His days with the tank corps taught him the value of a backup plan. Today he views those lines at Arkell as just that: part of a Plan B for sustaining our global poultry population and for feeding the world.
“The great advantage of the Arkell program is that it’s being reproduced each generation by 70 males and 180 females per line,” he says. “They will only be recognized when we have a catastrophe, most likely lack of resistance to some new epidemic that could wipe out our highly selected population.”
Shaver sold his company in 1985. Two years earlier, he had become a director of the Canada Development Investment Corp.; he chaired the organization for 12 years.
Only minutes into a recent interview, he’s discussing global food production challenges. How to feed a world population that will reach an estimated nine billion mouths by about 2050, he says.
Shaver foresees competition between humans and livestock for increasingly scarce resources.
Add in growing concerns about our water supply, including drought conditions in some of the world’s most fertile areas. “Water being used is a greater influence on our future than oil.”

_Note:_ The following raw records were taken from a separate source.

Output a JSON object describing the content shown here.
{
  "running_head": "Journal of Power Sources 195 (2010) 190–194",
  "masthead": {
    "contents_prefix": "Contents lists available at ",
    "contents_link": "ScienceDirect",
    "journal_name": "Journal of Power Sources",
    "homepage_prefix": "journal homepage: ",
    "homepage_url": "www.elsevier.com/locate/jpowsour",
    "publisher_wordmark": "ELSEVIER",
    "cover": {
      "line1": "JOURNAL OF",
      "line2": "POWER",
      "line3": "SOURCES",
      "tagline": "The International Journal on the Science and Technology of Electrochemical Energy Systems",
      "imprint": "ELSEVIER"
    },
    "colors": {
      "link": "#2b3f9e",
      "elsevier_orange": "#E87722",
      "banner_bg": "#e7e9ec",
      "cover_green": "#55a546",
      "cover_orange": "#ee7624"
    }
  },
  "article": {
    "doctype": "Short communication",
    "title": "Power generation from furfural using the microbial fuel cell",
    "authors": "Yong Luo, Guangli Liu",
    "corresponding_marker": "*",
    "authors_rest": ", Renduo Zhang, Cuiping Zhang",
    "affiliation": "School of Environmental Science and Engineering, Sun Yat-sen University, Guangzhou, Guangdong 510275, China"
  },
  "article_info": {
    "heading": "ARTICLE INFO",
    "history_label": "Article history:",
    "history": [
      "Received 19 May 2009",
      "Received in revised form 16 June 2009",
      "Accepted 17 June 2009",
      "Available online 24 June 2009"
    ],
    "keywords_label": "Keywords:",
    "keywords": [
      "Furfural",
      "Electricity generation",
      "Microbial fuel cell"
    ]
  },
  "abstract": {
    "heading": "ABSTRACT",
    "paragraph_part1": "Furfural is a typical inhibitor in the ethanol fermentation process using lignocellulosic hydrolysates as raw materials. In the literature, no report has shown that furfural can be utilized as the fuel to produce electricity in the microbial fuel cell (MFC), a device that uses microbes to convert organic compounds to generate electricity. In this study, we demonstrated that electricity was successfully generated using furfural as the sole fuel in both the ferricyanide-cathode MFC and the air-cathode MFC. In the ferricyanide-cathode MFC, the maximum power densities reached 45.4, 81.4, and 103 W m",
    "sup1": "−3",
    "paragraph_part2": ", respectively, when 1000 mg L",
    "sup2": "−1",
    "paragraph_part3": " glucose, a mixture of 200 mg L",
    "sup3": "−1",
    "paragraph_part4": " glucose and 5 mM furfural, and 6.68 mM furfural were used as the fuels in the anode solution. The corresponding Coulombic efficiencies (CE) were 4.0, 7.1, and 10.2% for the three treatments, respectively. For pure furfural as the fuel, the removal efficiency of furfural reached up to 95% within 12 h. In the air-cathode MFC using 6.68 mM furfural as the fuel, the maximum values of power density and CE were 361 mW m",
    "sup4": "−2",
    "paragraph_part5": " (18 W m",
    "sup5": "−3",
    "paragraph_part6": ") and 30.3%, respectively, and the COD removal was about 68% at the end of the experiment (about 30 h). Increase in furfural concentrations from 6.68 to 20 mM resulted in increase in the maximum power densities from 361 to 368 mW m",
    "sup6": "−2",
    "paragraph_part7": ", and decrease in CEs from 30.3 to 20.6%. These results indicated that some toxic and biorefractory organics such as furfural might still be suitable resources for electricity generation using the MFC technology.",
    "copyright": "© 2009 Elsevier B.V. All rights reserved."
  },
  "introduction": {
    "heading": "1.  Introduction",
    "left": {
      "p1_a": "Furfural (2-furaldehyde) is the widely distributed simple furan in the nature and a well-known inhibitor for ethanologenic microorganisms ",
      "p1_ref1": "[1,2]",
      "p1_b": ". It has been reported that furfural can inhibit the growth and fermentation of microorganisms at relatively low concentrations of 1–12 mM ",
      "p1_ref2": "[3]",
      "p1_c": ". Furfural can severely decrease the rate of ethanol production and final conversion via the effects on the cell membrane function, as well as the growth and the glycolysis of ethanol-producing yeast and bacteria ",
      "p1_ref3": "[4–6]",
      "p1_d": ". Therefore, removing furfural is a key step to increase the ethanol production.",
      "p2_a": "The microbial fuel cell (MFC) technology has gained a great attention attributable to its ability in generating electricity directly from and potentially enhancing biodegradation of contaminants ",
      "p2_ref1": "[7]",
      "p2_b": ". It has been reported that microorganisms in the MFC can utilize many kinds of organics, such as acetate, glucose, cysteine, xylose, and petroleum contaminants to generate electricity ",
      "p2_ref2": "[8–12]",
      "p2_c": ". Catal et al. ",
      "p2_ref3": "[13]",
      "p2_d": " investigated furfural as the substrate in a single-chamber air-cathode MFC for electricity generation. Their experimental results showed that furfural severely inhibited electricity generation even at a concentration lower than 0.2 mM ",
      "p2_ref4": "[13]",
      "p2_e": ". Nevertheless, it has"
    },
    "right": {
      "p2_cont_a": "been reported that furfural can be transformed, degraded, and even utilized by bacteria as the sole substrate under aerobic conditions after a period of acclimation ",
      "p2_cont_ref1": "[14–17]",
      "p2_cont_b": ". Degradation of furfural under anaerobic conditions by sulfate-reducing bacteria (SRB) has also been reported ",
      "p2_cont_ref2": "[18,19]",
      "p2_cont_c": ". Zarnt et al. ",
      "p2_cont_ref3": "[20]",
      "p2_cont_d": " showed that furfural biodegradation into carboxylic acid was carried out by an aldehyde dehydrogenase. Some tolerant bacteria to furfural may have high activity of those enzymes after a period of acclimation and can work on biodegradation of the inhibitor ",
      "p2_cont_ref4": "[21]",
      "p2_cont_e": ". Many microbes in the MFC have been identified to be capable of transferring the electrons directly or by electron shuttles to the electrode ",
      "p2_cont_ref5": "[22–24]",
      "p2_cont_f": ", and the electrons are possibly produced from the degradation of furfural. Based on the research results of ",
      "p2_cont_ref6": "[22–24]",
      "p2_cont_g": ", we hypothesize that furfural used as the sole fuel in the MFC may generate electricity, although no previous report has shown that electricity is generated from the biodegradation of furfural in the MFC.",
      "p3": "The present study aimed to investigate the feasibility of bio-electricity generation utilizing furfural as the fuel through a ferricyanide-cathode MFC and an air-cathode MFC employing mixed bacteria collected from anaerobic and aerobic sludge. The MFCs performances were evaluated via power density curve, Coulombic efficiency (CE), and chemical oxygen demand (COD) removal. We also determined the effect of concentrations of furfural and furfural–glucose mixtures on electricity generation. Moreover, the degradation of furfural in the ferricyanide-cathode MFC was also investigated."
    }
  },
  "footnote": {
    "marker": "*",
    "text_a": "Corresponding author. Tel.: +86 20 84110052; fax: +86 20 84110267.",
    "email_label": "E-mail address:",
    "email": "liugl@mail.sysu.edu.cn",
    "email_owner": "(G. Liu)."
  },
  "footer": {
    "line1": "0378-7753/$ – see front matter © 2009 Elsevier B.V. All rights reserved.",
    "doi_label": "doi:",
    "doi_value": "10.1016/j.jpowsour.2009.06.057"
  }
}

Shaver says poultry production is both part of the problem and part of the solution. Raising chickens around the world consumes numerous resources. In turn, producers look to extend the laying period. Currently, top laying hens can produce between 300 and 400 eggs in a season; producers are aiming for about 500. That will require birds to use nutrients more efficiently.
Considered a leader in increasing food production efficiency in Canada and abroad, Shaver was named a Member of the Order of Canada in 1978. In 1990, he became an Officer of the Order of Canada. He was inducted into the Canadian Agricultural Hall of Fame in 1987 and received honorary science degrees from U of G, McGill University and the University of Alberta.
Shaver received the OAC Centennial Award and served as the first U of G entrepreneur-in-residence from 1985 to 1987. A long-time U of G donor, he served on the Board of Governors and the Heritage Trust.
Note: Learn more about Shaver Poultry Breeding Farms in the Donald Shaver collection held in McLachlan Library, Archival and Special Collections.
By Andrew Vowles, At Guelph
Friday, March 28, 2014